**WORK REQUIRED**
Pull every line holding the word "properties" out of the data and copy it.

--- DATA PROVIDED Enclosed Below ---

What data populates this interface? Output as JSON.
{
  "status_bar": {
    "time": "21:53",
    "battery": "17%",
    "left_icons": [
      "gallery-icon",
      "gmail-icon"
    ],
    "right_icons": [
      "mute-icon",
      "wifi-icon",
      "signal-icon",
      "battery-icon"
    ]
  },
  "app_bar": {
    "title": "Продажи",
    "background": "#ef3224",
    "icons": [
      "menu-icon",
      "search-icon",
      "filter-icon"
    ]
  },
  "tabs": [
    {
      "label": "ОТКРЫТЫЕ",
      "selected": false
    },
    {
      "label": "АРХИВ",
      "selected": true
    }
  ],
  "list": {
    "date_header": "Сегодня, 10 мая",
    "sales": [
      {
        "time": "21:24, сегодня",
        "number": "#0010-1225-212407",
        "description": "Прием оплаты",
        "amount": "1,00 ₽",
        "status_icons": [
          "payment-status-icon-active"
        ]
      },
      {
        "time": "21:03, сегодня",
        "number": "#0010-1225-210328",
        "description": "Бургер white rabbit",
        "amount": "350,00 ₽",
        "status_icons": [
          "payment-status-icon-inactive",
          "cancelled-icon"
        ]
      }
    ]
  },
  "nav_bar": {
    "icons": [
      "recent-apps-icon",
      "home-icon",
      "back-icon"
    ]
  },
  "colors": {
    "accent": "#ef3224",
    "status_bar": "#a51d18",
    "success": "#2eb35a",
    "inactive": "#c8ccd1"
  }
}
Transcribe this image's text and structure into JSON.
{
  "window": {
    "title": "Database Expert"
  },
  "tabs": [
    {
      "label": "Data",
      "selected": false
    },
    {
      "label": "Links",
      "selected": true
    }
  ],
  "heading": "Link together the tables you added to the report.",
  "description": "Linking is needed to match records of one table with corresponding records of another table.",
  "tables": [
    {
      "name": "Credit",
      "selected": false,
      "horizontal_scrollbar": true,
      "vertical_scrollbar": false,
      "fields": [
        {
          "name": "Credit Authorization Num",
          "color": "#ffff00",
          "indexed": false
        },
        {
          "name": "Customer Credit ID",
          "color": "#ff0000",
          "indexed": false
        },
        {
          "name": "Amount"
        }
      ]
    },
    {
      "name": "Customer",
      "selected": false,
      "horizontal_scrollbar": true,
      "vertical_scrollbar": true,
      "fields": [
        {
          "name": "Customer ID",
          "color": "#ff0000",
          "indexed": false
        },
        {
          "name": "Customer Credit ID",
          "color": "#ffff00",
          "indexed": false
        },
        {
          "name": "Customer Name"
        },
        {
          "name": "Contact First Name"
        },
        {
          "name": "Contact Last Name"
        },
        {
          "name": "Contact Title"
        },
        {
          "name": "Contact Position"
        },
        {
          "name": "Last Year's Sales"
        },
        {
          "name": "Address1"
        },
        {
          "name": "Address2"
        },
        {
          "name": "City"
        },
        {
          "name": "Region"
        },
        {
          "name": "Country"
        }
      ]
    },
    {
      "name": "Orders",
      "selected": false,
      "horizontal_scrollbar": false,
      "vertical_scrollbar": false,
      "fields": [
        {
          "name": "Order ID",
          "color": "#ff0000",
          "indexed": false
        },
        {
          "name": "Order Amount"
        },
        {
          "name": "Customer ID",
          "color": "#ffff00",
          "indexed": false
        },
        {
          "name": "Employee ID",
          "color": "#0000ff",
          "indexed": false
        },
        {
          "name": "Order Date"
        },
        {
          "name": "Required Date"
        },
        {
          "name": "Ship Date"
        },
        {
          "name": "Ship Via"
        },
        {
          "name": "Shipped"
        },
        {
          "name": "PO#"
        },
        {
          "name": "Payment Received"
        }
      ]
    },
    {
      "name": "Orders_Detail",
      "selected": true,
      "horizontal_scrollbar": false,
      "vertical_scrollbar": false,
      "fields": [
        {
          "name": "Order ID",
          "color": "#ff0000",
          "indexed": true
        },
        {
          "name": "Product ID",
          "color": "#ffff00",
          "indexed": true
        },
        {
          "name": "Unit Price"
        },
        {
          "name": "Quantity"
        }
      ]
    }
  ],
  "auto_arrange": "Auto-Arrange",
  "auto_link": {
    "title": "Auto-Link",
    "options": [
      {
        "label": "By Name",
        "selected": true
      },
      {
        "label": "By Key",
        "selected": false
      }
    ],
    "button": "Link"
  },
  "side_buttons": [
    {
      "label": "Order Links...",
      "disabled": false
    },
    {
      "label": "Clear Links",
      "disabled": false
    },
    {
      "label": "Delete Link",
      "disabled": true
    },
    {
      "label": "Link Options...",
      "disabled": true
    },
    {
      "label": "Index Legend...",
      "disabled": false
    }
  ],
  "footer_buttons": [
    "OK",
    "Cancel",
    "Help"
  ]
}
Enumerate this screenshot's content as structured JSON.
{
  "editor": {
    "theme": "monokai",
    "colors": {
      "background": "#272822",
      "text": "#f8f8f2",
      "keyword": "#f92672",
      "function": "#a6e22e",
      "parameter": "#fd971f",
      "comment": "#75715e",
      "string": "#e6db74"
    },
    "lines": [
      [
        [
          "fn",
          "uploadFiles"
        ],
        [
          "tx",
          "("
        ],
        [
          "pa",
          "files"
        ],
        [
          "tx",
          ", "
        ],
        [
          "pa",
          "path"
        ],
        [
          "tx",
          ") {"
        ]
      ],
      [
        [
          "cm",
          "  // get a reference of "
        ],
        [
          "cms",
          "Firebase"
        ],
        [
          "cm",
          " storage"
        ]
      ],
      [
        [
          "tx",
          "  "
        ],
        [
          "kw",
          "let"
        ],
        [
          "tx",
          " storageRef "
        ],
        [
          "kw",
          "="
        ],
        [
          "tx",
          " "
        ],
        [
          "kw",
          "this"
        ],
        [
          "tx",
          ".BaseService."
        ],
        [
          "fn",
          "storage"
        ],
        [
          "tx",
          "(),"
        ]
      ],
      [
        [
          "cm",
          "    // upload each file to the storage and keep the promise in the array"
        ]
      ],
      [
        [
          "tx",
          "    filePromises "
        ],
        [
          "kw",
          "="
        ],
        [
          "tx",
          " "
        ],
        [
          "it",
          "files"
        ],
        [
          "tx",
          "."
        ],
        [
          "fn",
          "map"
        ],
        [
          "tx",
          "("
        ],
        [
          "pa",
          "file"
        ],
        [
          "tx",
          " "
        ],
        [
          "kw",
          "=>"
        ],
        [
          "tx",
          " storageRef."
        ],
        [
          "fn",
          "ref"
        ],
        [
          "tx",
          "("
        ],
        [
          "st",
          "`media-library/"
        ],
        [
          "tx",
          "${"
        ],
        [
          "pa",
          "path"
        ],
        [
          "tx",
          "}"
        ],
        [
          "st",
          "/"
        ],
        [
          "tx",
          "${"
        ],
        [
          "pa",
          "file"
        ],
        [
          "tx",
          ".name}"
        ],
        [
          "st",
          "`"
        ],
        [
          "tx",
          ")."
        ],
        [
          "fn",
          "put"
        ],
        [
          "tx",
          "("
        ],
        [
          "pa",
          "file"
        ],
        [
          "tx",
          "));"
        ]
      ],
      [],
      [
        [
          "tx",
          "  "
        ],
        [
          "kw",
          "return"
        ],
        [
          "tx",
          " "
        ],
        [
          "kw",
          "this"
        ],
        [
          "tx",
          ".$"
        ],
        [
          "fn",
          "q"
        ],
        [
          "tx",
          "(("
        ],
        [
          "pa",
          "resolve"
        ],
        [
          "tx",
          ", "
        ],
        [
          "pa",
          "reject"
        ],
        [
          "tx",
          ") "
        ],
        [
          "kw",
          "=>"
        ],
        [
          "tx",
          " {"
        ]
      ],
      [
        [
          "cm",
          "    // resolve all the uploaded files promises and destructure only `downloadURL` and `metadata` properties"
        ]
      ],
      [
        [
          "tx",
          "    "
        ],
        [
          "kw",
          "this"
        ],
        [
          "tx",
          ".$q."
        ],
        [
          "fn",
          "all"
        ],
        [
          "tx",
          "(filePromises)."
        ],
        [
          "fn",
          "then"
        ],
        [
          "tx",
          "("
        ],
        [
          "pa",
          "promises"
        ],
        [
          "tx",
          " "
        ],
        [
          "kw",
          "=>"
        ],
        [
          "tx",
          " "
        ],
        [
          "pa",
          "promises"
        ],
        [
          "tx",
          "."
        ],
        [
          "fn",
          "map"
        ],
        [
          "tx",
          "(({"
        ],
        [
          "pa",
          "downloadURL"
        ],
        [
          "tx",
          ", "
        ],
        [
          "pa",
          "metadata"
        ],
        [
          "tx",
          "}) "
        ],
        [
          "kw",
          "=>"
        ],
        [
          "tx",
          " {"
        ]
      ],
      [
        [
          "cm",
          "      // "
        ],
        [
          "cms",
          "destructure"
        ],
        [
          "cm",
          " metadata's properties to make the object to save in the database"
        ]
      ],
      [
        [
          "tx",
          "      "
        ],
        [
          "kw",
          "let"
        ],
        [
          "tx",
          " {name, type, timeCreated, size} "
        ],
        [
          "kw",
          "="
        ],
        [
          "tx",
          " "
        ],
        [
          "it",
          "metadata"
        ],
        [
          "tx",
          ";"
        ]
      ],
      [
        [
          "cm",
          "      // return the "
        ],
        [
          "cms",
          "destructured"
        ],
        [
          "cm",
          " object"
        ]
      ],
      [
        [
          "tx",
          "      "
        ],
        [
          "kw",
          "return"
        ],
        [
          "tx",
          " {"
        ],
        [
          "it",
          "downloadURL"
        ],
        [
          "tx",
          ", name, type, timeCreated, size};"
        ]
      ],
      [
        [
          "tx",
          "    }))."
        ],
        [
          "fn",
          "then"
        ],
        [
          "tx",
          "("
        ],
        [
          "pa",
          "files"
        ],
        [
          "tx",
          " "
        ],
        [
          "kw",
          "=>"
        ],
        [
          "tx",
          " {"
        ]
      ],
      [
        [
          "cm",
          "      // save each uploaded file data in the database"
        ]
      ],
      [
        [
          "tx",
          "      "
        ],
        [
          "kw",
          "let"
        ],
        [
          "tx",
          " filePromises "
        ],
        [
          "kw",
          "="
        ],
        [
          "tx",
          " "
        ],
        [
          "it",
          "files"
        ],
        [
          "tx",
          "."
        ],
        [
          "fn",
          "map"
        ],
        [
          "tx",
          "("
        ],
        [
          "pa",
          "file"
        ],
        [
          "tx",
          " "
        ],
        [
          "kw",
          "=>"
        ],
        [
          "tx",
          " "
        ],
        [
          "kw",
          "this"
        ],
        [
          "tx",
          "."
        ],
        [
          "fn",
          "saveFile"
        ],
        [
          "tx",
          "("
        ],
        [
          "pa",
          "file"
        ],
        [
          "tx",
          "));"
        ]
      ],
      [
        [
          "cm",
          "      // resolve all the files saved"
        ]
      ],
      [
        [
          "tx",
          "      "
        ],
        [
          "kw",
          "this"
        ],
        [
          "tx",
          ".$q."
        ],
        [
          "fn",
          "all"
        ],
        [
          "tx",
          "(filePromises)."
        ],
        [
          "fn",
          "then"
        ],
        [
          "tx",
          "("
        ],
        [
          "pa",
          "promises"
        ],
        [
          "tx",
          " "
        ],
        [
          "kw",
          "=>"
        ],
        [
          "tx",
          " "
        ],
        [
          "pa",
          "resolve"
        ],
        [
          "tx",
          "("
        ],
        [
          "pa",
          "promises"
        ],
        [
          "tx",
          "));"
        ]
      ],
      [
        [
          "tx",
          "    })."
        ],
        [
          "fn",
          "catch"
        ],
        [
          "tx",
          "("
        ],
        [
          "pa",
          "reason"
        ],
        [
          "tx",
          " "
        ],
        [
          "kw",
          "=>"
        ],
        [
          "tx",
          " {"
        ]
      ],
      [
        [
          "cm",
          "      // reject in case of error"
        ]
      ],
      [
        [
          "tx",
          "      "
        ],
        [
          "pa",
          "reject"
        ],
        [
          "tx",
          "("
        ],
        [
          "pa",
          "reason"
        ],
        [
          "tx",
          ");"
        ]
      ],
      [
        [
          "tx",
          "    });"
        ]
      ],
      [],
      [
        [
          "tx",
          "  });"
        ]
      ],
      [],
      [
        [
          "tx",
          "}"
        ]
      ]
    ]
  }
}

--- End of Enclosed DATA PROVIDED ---

**SOLUTION FOR THIS TASK**
          "    // resolve all the uploaded files promises and destructure only `downloadURL` and `metadata` properties"
          " metadata's properties to make the object to save in the database"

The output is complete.